First, it is needed to create the configuration for the WordPress deployment, in this case, Valkey’s parameters and the user credential for the site administrator are set.

$ cat > settings.yaml <<EOF
wordpressPassword: "wp_pwd"
wordpressExtraConfigContent: |
  define( 'WP_REDIS_HOST', 'myvalkey-master.valkey' );
  define( 'WP_REDIS_PORT', 6379 );
  define( 'WP_REDIS_PASSWORD', 'test_pwd' );
  define( 'WP_REDIS_PREFIX', 'wp_redis' );

Once you have the settings parameters, it is time to deploy WordPress in its namespace

$ kubectl create namespace wordpress
$ helm install mywp bitnami/wordpress -f settings.yaml --namespace wordpress

Wait for the deployment to complete and check that the service has been assigned an external IP

$ kubectl get svc --namespace wordpress
NAME                   TYPE         CLUSTER-IP     EXTERNAL-IP  PORT(S)         AGE
service/mywp-mariadb   ClusterIP  <none>       3306/TCP                    74s
service/mywp-wordpress LoadBalancer   80:31116/TCP,443:31119/TCP   74s

Using the external IP, browse to the admin page and log in using the previously set credentials.

You will be able to see the WordPress administrator UI where you can search for Redis Object Cache plugin, and then install and activate it. After enabling it, wait for some metrics to appear:

Redis Object Cache Metrics

This is only a drop in the bucket of what can be done with Valkey. Thereafter you could easily integrate Valkey into your projects.

Support and resources

The Bitnami package for Valkey is available in both the community version, through the Bitnami GitHub repository, as well as the enterprise version, Tanzu Application Catalog. Learn more about the differences between these two catalogs in this blog post.

To solve the problems you may have with the Bitnami community packages—including deployment support, operational support, and bug fixes—please open an issue in the Bitnami Helm charts or containers GitHub repositories. Also, if you want to contribute to the catalog, feel free to send us a pull request, and the team will check it and guide you in the process for a successful merge.

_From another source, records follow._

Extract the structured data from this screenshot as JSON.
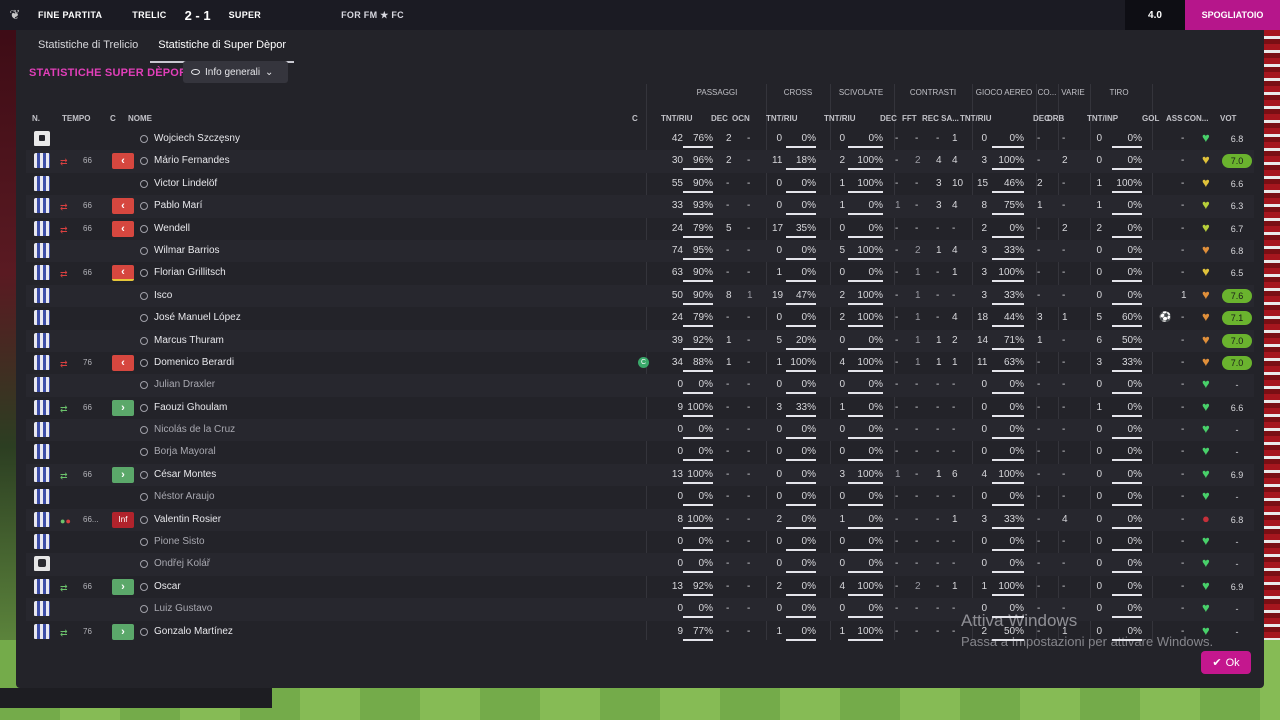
{
  "topbar": {
    "status": "FINE PARTITA",
    "home": "TRELIC",
    "score": "2 - 1",
    "away": "SUPER",
    "sponsor": "FOR FM ★ FC",
    "counter": "4.0",
    "action": "SPOGLIATOIO"
  },
  "tabs": [
    "Statistiche di Trelicio",
    "Statistiche di Super Dèpor"
  ],
  "section_title": "STATISTICHE SUPER DÈPOR",
  "view_dropdown": "Info generali",
  "groups": [
    "PASSAGGI",
    "CROSS",
    "SCIVOLATE",
    "CONTRASTI",
    "GIOCO AEREO",
    "CO...",
    "VARIE",
    "TIRO"
  ],
  "columns": [
    "N.",
    "TEMPO",
    "C",
    "NOME",
    "C",
    "TNT/RIU",
    "DEC",
    "OCN",
    "TNT/RIU",
    "TNT/RIU",
    "DEC",
    "FFT",
    "REC SA...",
    "TNT/RIU",
    "DEC",
    "DRB",
    "TNT/INP",
    "GOL",
    "ASS",
    "CON...",
    "VOT"
  ],
  "rows": [
    {
      "name": "Wojciech Szczęsny",
      "kit": "gk",
      "sub": "",
      "min": "",
      "badge": "",
      "pm": "42",
      "pp": "76%",
      "dec": "2",
      "ocn": "-",
      "cr": "0",
      "crp": "0%",
      "sc": "0",
      "scp": "0%",
      "cdec": "-",
      "fft": "-",
      "rec": "-",
      "sa": "1",
      "ga": "0",
      "gap": "0%",
      "codec": "-",
      "drb": "-",
      "ti": "0",
      "tip": "0%",
      "gol": "",
      "ass": "-",
      "con": "green",
      "vot": "6.8",
      "votHL": false
    },
    {
      "name": "Mário Fernandes",
      "kit": "field",
      "sub": "red",
      "min": "66",
      "badge": "out",
      "pm": "30",
      "pp": "96%",
      "dec": "2",
      "ocn": "-",
      "cr": "11",
      "crp": "18%",
      "sc": "2",
      "scp": "100%",
      "cdec": "-",
      "fft": "2",
      "rec": "4",
      "sa": "4",
      "ga": "3",
      "gap": "100%",
      "codec": "-",
      "drb": "2",
      "ti": "0",
      "tip": "0%",
      "gol": "",
      "ass": "-",
      "con": "yellow",
      "vot": "7.0",
      "votHL": true
    },
    {
      "name": "Victor Lindelöf",
      "kit": "field",
      "sub": "",
      "min": "",
      "badge": "",
      "pm": "55",
      "pp": "90%",
      "dec": "-",
      "ocn": "-",
      "cr": "0",
      "crp": "0%",
      "sc": "1",
      "scp": "100%",
      "cdec": "-",
      "fft": "-",
      "rec": "3",
      "sa": "10",
      "ga": "15",
      "gap": "46%",
      "codec": "2",
      "drb": "-",
      "ti": "1",
      "tip": "100%",
      "gol": "",
      "ass": "-",
      "con": "yellow",
      "vot": "6.6",
      "votHL": false
    },
    {
      "name": "Pablo Marí",
      "kit": "field",
      "sub": "red",
      "min": "66",
      "badge": "out",
      "pm": "33",
      "pp": "93%",
      "dec": "-",
      "ocn": "-",
      "cr": "0",
      "crp": "0%",
      "sc": "1",
      "scp": "0%",
      "cdec": "1",
      "fft": "-",
      "rec": "3",
      "sa": "4",
      "ga": "8",
      "gap": "75%",
      "codec": "1",
      "drb": "-",
      "ti": "1",
      "tip": "0%",
      "gol": "",
      "ass": "-",
      "con": "yellowgreen",
      "vot": "6.3",
      "votHL": false
    },
    {
      "name": "Wendell",
      "kit": "field",
      "sub": "red",
      "min": "66",
      "badge": "out",
      "pm": "24",
      "pp": "79%",
      "dec": "5",
      "ocn": "-",
      "cr": "17",
      "crp": "35%",
      "sc": "0",
      "scp": "0%",
      "cdec": "-",
      "fft": "-",
      "rec": "-",
      "sa": "-",
      "ga": "2",
      "gap": "0%",
      "codec": "-",
      "drb": "2",
      "ti": "2",
      "tip": "0%",
      "gol": "",
      "ass": "-",
      "con": "yellowgreen",
      "vot": "6.7",
      "votHL": false
    },
    {
      "name": "Wilmar Barrios",
      "kit": "field",
      "sub": "",
      "min": "",
      "badge": "",
      "pm": "74",
      "pp": "95%",
      "dec": "-",
      "ocn": "-",
      "cr": "0",
      "crp": "0%",
      "sc": "5",
      "scp": "100%",
      "cdec": "-",
      "fft": "2",
      "rec": "1",
      "sa": "4",
      "ga": "3",
      "gap": "33%",
      "codec": "-",
      "drb": "-",
      "ti": "0",
      "tip": "0%",
      "gol": "",
      "ass": "-",
      "con": "orange",
      "vot": "6.8",
      "votHL": false
    },
    {
      "name": "Florian Grillitsch",
      "kit": "field",
      "sub": "red",
      "min": "66",
      "badge": "out yl",
      "pm": "63",
      "pp": "90%",
      "dec": "-",
      "ocn": "-",
      "cr": "1",
      "crp": "0%",
      "sc": "0",
      "scp": "0%",
      "cdec": "-",
      "fft": "1",
      "rec": "-",
      "sa": "1",
      "ga": "3",
      "gap": "100%",
      "codec": "-",
      "drb": "-",
      "ti": "0",
      "tip": "0%",
      "gol": "",
      "ass": "-",
      "con": "yellow",
      "vot": "6.5",
      "votHL": false
    },
    {
      "name": "Isco",
      "kit": "field",
      "sub": "",
      "min": "",
      "badge": "",
      "pm": "50",
      "pp": "90%",
      "dec": "8",
      "ocn": "1",
      "cr": "19",
      "crp": "47%",
      "sc": "2",
      "scp": "100%",
      "cdec": "-",
      "fft": "1",
      "rec": "-",
      "sa": "-",
      "ga": "3",
      "gap": "33%",
      "codec": "-",
      "drb": "-",
      "ti": "0",
      "tip": "0%",
      "gol": "",
      "ass": "1",
      "con": "orange",
      "vot": "7.6",
      "votHL": true
    },
    {
      "name": "José Manuel López",
      "kit": "field",
      "sub": "",
      "min": "",
      "badge": "",
      "pm": "24",
      "pp": "79%",
      "dec": "-",
      "ocn": "-",
      "cr": "0",
      "crp": "0%",
      "sc": "2",
      "scp": "100%",
      "cdec": "-",
      "fft": "1",
      "rec": "-",
      "sa": "4",
      "ga": "18",
      "gap": "44%",
      "codec": "3",
      "drb": "1",
      "ti": "5",
      "tip": "60%",
      "gol": "⚽",
      "ass": "-",
      "con": "orange",
      "vot": "7.1",
      "votHL": true
    },
    {
      "name": "Marcus Thuram",
      "kit": "field",
      "sub": "",
      "min": "",
      "badge": "",
      "pm": "39",
      "pp": "92%",
      "dec": "1",
      "ocn": "-",
      "cr": "5",
      "crp": "20%",
      "sc": "0",
      "scp": "0%",
      "cdec": "-",
      "fft": "1",
      "rec": "1",
      "sa": "2",
      "ga": "14",
      "gap": "71%",
      "codec": "1",
      "drb": "-",
      "ti": "6",
      "tip": "50%",
      "gol": "",
      "ass": "-",
      "con": "orange",
      "vot": "7.0",
      "votHL": true
    },
    {
      "name": "Domenico Berardi",
      "kit": "field",
      "sub": "red",
      "min": "76",
      "badge": "out",
      "pm": "34",
      "pp": "88%",
      "dec": "1",
      "ocn": "-",
      "cr": "1",
      "crp": "100%",
      "sc": "4",
      "scp": "100%",
      "cdec": "-",
      "fft": "1",
      "rec": "1",
      "sa": "1",
      "ga": "11",
      "gap": "63%",
      "codec": "-",
      "drb": "-",
      "ti": "3",
      "tip": "33%",
      "gol": "",
      "ass": "-",
      "con": "orange",
      "vot": "7.0",
      "votHL": true,
      "cap": "C"
    },
    {
      "name": "Julian Draxler",
      "kit": "field",
      "sub": "",
      "min": "",
      "badge": "",
      "pm": "0",
      "pp": "0%",
      "dec": "-",
      "ocn": "-",
      "cr": "0",
      "crp": "0%",
      "sc": "0",
      "scp": "0%",
      "cdec": "-",
      "fft": "-",
      "rec": "-",
      "sa": "-",
      "ga": "0",
      "gap": "0%",
      "codec": "-",
      "drb": "-",
      "ti": "0",
      "tip": "0%",
      "gol": "",
      "ass": "-",
      "con": "green",
      "vot": "-",
      "votHL": false,
      "dim": true
    },
    {
      "name": "Faouzi Ghoulam",
      "kit": "field",
      "sub": "grn",
      "min": "66",
      "badge": "in",
      "pm": "9",
      "pp": "100%",
      "dec": "-",
      "ocn": "-",
      "cr": "3",
      "crp": "33%",
      "sc": "1",
      "scp": "0%",
      "cdec": "-",
      "fft": "-",
      "rec": "-",
      "sa": "-",
      "ga": "0",
      "gap": "0%",
      "codec": "-",
      "drb": "-",
      "ti": "1",
      "tip": "0%",
      "gol": "",
      "ass": "-",
      "con": "green",
      "vot": "6.6",
      "votHL": false
    },
    {
      "name": "Nicolás de la Cruz",
      "kit": "field",
      "sub": "",
      "min": "",
      "badge": "",
      "pm": "0",
      "pp": "0%",
      "dec": "-",
      "ocn": "-",
      "cr": "0",
      "crp": "0%",
      "sc": "0",
      "scp": "0%",
      "cdec": "-",
      "fft": "-",
      "rec": "-",
      "sa": "-",
      "ga": "0",
      "gap": "0%",
      "codec": "-",
      "drb": "-",
      "ti": "0",
      "tip": "0%",
      "gol": "",
      "ass": "-",
      "con": "green",
      "vot": "-",
      "votHL": false,
      "dim": true
    },
    {
      "name": "Borja Mayoral",
      "kit": "field",
      "sub": "",
      "min": "",
      "badge": "",
      "pm": "0",
      "pp": "0%",
      "dec": "-",
      "ocn": "-",
      "cr": "0",
      "crp": "0%",
      "sc": "0",
      "scp": "0%",
      "cdec": "-",
      "fft": "-",
      "rec": "-",
      "sa": "-",
      "ga": "0",
      "gap": "0%",
      "codec": "-",
      "drb": "-",
      "ti": "0",
      "tip": "0%",
      "gol": "",
      "ass": "-",
      "con": "green",
      "vot": "-",
      "votHL": false,
      "dim": true
    },
    {
      "name": "César Montes",
      "kit": "field",
      "sub": "grn",
      "min": "66",
      "badge": "in",
      "pm": "13",
      "pp": "100%",
      "dec": "-",
      "ocn": "-",
      "cr": "0",
      "crp": "0%",
      "sc": "3",
      "scp": "100%",
      "cdec": "1",
      "fft": "-",
      "rec": "1",
      "sa": "6",
      "ga": "4",
      "gap": "100%",
      "codec": "-",
      "drb": "-",
      "ti": "0",
      "tip": "0%",
      "gol": "",
      "ass": "-",
      "con": "green",
      "vot": "6.9",
      "votHL": false
    },
    {
      "name": "Néstor Araujo",
      "kit": "field",
      "sub": "",
      "min": "",
      "badge": "",
      "pm": "0",
      "pp": "0%",
      "dec": "-",
      "ocn": "-",
      "cr": "0",
      "crp": "0%",
      "sc": "0",
      "scp": "0%",
      "cdec": "-",
      "fft": "-",
      "rec": "-",
      "sa": "-",
      "ga": "0",
      "gap": "0%",
      "codec": "-",
      "drb": "-",
      "ti": "0",
      "tip": "0%",
      "gol": "",
      "ass": "-",
      "con": "green",
      "vot": "-",
      "votHL": false,
      "dim": true
    },
    {
      "name": "Valentin Rosier",
      "kit": "field",
      "sub": "mix",
      "min": "66...",
      "badge": "inf",
      "pm": "8",
      "pp": "100%",
      "dec": "-",
      "ocn": "-",
      "cr": "2",
      "crp": "0%",
      "sc": "1",
      "scp": "0%",
      "cdec": "-",
      "fft": "-",
      "rec": "-",
      "sa": "1",
      "ga": "3",
      "gap": "33%",
      "codec": "-",
      "drb": "4",
      "ti": "0",
      "tip": "0%",
      "gol": "",
      "ass": "-",
      "con": "red",
      "vot": "6.8",
      "votHL": false
    },
    {
      "name": "Pione Sisto",
      "kit": "field",
      "sub": "",
      "min": "",
      "badge": "",
      "pm": "0",
      "pp": "0%",
      "dec": "-",
      "ocn": "-",
      "cr": "0",
      "crp": "0%",
      "sc": "0",
      "scp": "0%",
      "cdec": "-",
      "fft": "-",
      "rec": "-",
      "sa": "-",
      "ga": "0",
      "gap": "0%",
      "codec": "-",
      "drb": "-",
      "ti": "0",
      "tip": "0%",
      "gol": "",
      "ass": "-",
      "con": "green",
      "vot": "-",
      "votHL": false,
      "dim": true
    },
    {
      "name": "Ondřej Kolář",
      "kit": "gkd",
      "sub": "",
      "min": "",
      "badge": "",
      "pm": "0",
      "pp": "0%",
      "dec": "-",
      "ocn": "-",
      "cr": "0",
      "crp": "0%",
      "sc": "0",
      "scp": "0%",
      "cdec": "-",
      "fft": "-",
      "rec": "-",
      "sa": "-",
      "ga": "0",
      "gap": "0%",
      "codec": "-",
      "drb": "-",
      "ti": "0",
      "tip": "0%",
      "gol": "",
      "ass": "-",
      "con": "green",
      "vot": "-",
      "votHL": false,
      "dim": true
    },
    {
      "name": "Oscar",
      "kit": "field",
      "sub": "grn",
      "min": "66",
      "badge": "in",
      "pm": "13",
      "pp": "92%",
      "dec": "-",
      "ocn": "-",
      "cr": "2",
      "crp": "0%",
      "sc": "4",
      "scp": "100%",
      "cdec": "-",
      "fft": "2",
      "rec": "-",
      "sa": "1",
      "ga": "1",
      "gap": "100%",
      "codec": "-",
      "drb": "-",
      "ti": "0",
      "tip": "0%",
      "gol": "",
      "ass": "-",
      "con": "green",
      "vot": "6.9",
      "votHL": false
    },
    {
      "name": "Luiz Gustavo",
      "kit": "field",
      "sub": "",
      "min": "",
      "badge": "",
      "pm": "0",
      "pp": "0%",
      "dec": "-",
      "ocn": "-",
      "cr": "0",
      "crp": "0%",
      "sc": "0",
      "scp": "0%",
      "cdec": "-",
      "fft": "-",
      "rec": "-",
      "sa": "-",
      "ga": "0",
      "gap": "0%",
      "codec": "-",
      "drb": "-",
      "ti": "0",
      "tip": "0%",
      "gol": "",
      "ass": "-",
      "con": "green",
      "vot": "-",
      "votHL": false,
      "dim": true
    },
    {
      "name": "Gonzalo Martínez",
      "kit": "field",
      "sub": "grn",
      "min": "76",
      "badge": "in",
      "pm": "9",
      "pp": "77%",
      "dec": "-",
      "ocn": "-",
      "cr": "1",
      "crp": "0%",
      "sc": "1",
      "scp": "100%",
      "cdec": "-",
      "fft": "-",
      "rec": "-",
      "sa": "-",
      "ga": "2",
      "gap": "50%",
      "codec": "-",
      "drb": "1",
      "ti": "0",
      "tip": "0%",
      "gol": "",
      "ass": "-",
      "con": "green",
      "vot": "-",
      "votHL": false
    }
  ],
  "ok_label": "Ok",
  "watermark": {
    "title": "Attiva Windows",
    "subtitle": "Passa a Impostazioni per attivare Windows."
  },
  "colors": {
    "accent": "#e13fb9",
    "ok_button": "#c4178e",
    "sub_out": "#d6473f",
    "sub_in": "#5ba86a",
    "vote_highlight": "#6ab32e"
  }
}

If you are interested in learning more about the Tanzu Application Catalog in general, check out the product webpage.